- Exercise description -
Using the records below, find every line that includes "Voicemail" and copy it.

####

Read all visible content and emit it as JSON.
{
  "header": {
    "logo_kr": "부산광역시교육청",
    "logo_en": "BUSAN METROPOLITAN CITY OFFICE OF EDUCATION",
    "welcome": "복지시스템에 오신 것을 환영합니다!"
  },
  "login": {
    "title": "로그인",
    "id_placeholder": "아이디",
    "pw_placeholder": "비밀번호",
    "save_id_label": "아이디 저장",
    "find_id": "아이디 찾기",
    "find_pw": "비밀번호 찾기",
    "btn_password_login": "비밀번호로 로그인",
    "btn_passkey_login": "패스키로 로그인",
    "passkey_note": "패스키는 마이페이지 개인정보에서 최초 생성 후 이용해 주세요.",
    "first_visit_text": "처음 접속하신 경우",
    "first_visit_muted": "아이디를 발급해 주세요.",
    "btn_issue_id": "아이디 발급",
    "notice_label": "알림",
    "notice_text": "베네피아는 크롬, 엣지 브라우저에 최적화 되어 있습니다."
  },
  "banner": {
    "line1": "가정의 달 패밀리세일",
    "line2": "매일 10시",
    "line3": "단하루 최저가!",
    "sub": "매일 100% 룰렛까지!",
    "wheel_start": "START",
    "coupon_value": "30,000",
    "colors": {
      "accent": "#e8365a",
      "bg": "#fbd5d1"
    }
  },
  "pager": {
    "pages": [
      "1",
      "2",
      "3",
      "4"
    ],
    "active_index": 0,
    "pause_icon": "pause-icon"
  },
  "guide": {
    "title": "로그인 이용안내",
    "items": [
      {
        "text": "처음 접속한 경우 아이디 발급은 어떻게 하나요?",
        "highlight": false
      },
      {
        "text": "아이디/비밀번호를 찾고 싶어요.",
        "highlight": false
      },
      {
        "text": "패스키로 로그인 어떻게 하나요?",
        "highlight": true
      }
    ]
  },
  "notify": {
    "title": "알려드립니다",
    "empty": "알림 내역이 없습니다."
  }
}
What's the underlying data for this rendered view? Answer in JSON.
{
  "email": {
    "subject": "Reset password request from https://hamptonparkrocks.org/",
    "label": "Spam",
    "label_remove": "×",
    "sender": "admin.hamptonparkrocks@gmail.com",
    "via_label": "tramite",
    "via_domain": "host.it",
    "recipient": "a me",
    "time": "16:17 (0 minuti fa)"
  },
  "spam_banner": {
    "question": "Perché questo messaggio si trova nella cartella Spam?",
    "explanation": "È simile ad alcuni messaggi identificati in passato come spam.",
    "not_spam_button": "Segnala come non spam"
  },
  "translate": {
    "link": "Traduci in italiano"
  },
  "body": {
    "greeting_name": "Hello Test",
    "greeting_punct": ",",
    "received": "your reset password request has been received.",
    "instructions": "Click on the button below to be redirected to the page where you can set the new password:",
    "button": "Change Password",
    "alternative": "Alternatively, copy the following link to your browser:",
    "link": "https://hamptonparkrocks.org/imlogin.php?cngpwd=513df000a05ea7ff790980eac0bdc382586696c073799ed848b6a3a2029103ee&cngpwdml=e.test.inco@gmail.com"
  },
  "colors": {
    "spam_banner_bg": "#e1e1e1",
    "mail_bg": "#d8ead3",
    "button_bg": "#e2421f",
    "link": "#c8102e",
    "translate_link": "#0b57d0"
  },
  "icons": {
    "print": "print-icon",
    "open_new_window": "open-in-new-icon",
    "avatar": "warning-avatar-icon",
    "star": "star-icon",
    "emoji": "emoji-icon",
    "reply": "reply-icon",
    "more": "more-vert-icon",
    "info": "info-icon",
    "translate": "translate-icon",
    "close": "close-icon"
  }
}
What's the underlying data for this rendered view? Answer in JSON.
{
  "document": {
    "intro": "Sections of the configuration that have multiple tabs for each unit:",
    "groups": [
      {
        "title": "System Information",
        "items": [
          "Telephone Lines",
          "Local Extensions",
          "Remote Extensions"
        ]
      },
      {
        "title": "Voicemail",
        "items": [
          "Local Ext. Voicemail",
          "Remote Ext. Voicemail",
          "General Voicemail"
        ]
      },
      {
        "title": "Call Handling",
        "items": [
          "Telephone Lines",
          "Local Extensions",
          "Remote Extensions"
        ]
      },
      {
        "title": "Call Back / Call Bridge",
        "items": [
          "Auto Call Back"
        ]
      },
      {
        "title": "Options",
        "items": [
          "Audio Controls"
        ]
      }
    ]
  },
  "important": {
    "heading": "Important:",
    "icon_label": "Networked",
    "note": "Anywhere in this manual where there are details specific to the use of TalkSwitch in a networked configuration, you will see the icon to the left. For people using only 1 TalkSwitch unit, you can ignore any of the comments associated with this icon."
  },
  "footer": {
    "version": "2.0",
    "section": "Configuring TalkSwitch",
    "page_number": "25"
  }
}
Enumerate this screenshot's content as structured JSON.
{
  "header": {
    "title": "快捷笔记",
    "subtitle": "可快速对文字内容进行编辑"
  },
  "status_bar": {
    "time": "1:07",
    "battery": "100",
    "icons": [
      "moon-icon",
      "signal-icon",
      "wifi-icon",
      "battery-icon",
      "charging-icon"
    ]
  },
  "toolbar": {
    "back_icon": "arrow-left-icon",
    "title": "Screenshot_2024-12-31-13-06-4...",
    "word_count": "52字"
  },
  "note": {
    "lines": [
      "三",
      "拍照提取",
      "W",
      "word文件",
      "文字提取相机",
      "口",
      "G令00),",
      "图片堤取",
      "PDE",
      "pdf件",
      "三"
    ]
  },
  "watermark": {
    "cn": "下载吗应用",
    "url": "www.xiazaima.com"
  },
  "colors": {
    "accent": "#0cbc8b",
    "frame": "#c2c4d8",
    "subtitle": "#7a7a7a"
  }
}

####

- Expected output -
        "title": "Voicemail",
          "Local Ext. Voicemail",
          "Remote Ext. Voicemail",
          "General Voicemail"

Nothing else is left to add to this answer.